Precolonial irrigation systems and settlement Patterns in the valley of Rimac - Peru.
Author(s): Jose Narvaez
This investigation is an archaeological analysis of the lower Rimac River Valley, located in the Peruvian Central Coast, where several irrigation channels, that were originated from the River allowed the cultivation of a great extension of land in this valley. The objectives of this study were to establish the occupation sequence and settlement pattern in those artificial valleys in Precolonial times and their relation with this irrigation system. Modern and old maps and aerial photos were used in order to examine and make a map of the area before the modern expansion of the city during the Twentieth Century that destroyed the precolonial irrigation systems and numerous archaeological sites. The investigation also comprised the analysis of colonial documents from the Sixteenth to the early Nineteenth centuries, trying to establish the political and territorial organization of the indigenous population in the late Precolonial period. Part of this investigation was submitted as a PhD thesis at the University of Calgary in 2013.
This Resource is Part of the Following Collections
- Formative Influences: A Gathering in Honor of J. Scott Raymond •
- Society for American Archaeology 82nd Annual Meeting, Vancouver, BC (2017)
Cite this Record
Precolonial irrigation systems and settlement Patterns in the valley of Rimac - Peru.. Jose Narvaez.
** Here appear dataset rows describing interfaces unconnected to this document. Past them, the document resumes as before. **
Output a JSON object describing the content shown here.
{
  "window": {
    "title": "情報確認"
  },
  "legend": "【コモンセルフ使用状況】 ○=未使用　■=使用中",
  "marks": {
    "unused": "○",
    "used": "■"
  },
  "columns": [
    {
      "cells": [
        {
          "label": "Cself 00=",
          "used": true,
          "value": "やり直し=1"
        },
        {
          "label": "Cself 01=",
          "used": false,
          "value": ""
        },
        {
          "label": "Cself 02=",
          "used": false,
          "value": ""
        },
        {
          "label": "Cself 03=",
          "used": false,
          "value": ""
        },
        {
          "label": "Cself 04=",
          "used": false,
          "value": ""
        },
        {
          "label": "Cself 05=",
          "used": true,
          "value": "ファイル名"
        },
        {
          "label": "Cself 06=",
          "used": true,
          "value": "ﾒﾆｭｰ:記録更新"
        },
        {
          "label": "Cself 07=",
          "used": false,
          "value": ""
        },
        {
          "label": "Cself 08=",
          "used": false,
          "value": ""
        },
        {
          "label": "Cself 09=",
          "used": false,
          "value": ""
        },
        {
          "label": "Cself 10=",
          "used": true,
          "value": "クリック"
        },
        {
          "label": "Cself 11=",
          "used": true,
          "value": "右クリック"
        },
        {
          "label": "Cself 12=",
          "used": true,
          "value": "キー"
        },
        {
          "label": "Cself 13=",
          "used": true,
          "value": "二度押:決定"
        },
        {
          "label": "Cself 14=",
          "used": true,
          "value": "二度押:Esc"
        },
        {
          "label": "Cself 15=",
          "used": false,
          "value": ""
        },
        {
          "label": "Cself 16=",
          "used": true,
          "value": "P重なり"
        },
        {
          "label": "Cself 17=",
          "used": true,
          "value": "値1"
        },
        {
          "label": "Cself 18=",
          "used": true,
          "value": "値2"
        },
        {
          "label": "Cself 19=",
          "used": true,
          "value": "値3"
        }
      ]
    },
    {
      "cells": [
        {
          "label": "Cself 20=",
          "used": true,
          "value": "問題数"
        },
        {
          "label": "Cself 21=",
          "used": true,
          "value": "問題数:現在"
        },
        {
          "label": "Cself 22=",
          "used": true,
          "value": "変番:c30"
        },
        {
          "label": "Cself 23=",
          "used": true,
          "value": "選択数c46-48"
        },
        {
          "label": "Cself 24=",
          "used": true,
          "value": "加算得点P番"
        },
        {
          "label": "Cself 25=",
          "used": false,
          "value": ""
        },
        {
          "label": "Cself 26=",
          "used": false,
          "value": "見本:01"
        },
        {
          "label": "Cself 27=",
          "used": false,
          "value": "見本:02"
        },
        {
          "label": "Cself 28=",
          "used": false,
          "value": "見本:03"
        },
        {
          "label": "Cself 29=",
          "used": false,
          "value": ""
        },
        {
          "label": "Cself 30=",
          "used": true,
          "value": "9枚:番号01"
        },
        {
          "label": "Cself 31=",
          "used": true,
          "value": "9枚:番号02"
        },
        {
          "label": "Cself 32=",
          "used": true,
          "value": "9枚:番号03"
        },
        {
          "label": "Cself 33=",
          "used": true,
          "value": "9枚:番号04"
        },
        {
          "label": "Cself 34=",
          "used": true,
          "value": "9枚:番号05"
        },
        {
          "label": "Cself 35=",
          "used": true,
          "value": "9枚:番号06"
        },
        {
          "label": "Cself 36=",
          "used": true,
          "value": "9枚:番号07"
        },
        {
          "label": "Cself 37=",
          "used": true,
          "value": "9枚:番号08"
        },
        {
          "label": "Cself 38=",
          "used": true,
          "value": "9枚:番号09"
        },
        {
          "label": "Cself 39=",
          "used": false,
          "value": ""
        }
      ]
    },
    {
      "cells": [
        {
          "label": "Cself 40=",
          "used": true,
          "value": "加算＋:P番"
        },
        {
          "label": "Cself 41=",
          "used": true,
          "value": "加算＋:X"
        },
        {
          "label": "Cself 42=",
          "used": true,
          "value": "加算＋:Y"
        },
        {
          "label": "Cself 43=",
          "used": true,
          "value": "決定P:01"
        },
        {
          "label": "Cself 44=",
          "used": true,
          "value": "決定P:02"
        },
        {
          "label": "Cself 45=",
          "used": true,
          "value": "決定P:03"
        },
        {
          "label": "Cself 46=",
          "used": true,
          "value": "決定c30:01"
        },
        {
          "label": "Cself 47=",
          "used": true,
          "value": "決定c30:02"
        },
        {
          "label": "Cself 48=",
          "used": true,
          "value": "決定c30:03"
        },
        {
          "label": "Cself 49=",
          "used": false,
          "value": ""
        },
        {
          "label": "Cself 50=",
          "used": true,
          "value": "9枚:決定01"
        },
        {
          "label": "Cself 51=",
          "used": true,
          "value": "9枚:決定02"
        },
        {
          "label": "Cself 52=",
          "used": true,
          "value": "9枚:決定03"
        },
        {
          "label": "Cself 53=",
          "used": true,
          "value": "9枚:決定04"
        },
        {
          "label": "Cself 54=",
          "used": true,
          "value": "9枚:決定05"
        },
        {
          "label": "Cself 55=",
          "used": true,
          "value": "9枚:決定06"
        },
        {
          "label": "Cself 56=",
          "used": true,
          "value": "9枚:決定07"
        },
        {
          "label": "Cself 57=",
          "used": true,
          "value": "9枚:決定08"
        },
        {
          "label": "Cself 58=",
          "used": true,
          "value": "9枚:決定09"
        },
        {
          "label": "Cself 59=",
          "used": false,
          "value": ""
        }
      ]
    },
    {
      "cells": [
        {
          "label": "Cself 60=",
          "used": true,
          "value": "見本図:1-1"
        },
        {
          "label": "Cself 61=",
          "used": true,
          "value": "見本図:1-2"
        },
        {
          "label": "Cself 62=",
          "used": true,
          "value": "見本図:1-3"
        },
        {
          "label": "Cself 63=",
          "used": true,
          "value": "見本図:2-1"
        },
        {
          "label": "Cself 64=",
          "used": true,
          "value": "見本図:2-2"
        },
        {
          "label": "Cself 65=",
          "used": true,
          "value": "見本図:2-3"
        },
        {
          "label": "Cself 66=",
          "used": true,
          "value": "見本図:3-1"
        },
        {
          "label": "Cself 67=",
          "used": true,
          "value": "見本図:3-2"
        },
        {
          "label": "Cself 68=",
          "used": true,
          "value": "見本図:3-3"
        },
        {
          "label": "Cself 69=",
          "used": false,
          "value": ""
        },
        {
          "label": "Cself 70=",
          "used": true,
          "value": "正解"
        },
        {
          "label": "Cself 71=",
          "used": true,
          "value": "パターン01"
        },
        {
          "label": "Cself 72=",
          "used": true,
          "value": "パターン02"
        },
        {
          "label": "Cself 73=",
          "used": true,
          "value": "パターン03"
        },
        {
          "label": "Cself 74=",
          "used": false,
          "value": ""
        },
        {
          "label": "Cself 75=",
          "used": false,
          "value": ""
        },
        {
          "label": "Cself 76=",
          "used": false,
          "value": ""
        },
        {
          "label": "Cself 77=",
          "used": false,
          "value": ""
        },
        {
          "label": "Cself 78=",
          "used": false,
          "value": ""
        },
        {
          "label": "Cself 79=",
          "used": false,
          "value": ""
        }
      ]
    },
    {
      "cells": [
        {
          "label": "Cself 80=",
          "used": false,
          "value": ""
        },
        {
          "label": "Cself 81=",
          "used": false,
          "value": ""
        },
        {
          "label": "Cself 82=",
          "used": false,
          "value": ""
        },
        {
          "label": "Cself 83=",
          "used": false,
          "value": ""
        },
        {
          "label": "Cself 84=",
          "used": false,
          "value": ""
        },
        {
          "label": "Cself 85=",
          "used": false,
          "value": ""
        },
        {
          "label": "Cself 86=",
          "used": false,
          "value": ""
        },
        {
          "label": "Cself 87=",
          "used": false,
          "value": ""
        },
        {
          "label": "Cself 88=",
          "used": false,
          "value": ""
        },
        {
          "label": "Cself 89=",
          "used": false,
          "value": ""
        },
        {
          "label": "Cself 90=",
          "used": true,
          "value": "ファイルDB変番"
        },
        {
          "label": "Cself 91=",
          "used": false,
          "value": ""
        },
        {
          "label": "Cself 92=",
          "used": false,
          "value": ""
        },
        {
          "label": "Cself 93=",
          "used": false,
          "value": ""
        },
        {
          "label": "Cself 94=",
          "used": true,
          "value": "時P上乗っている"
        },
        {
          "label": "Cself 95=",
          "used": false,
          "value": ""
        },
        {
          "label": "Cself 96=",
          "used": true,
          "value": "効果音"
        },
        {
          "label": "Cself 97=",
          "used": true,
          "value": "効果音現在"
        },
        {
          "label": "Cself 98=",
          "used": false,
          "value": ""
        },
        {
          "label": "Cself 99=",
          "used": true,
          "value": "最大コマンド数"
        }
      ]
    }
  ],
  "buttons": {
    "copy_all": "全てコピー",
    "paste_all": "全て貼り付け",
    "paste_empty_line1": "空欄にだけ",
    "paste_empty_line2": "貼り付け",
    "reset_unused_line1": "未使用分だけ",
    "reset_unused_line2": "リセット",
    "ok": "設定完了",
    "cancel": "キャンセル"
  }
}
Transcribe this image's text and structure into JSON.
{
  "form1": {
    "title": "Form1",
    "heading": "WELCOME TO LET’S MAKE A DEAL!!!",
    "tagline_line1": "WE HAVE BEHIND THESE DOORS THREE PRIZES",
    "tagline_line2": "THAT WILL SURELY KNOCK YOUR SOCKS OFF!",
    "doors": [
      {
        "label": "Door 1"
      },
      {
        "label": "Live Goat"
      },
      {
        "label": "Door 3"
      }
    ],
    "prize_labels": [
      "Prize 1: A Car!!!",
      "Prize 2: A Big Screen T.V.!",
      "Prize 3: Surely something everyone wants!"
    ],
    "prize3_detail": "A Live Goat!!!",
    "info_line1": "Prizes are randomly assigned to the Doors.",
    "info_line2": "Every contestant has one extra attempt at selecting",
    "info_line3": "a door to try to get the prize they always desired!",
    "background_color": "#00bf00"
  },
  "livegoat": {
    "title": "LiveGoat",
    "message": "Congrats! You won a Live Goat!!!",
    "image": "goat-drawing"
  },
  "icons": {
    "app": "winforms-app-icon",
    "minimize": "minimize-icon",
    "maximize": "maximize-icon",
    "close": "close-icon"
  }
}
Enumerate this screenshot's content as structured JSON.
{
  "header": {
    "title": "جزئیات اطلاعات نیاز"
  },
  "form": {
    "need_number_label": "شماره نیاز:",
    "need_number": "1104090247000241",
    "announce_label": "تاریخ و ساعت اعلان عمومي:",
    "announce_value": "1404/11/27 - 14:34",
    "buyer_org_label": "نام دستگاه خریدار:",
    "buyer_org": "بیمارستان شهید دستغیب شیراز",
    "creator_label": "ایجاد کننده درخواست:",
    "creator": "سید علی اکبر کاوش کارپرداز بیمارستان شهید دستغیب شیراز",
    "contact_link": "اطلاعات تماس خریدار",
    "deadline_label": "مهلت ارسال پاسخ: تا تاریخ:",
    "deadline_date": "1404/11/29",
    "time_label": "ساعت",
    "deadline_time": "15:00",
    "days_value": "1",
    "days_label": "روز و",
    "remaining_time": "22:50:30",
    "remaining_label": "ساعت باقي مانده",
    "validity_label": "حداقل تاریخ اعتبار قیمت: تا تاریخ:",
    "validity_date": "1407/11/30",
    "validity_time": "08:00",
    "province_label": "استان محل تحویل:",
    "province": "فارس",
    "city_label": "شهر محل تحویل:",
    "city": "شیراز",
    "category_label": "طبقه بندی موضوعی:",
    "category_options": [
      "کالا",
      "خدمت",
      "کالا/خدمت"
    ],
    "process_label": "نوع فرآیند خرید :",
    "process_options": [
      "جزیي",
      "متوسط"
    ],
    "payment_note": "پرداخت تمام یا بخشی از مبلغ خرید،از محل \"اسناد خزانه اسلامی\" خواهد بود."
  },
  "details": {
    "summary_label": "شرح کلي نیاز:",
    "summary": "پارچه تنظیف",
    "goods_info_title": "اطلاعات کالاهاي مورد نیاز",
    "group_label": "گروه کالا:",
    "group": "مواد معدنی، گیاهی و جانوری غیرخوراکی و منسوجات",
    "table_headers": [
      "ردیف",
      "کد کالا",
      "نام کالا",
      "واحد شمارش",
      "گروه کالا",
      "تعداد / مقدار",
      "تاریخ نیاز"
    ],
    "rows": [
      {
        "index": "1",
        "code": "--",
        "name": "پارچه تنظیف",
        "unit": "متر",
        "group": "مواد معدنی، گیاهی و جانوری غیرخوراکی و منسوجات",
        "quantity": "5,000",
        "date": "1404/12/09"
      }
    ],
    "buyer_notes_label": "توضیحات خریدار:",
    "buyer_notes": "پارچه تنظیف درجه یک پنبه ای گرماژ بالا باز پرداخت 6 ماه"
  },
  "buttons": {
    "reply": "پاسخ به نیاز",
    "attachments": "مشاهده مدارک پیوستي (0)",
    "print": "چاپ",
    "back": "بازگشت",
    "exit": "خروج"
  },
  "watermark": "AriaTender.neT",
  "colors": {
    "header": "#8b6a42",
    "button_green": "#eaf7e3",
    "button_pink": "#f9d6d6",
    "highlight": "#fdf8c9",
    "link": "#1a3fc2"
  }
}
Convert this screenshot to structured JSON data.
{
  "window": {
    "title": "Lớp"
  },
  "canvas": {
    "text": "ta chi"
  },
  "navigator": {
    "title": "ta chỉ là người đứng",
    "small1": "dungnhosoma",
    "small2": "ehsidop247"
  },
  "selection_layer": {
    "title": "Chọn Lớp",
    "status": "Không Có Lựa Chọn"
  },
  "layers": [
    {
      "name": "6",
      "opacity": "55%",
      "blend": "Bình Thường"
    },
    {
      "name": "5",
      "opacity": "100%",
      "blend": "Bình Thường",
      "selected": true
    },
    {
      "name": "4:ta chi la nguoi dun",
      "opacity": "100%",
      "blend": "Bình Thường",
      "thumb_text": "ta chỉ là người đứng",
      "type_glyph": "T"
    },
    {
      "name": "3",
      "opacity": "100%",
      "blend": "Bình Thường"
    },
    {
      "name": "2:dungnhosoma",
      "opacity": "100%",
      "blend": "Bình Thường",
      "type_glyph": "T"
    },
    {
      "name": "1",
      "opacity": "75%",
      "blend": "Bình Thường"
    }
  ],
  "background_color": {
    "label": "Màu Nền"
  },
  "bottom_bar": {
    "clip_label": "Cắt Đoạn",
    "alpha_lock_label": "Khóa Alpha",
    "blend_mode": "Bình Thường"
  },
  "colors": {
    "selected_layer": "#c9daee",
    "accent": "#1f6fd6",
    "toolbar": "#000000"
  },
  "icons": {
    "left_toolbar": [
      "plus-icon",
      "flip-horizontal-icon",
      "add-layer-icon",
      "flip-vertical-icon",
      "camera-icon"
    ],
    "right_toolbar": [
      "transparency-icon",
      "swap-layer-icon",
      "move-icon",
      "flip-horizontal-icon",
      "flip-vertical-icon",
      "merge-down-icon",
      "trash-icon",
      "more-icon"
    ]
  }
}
Presented at The 81st Annual Meeting of the Society for American Archaeology, Vancouver, British Columbia. 2017 ( tDAR id: 430870)
min long: -93.691; min lat: -56.945 ; max long: -31.113; max lat: 18.48 ;
Abstract Id(s): 15725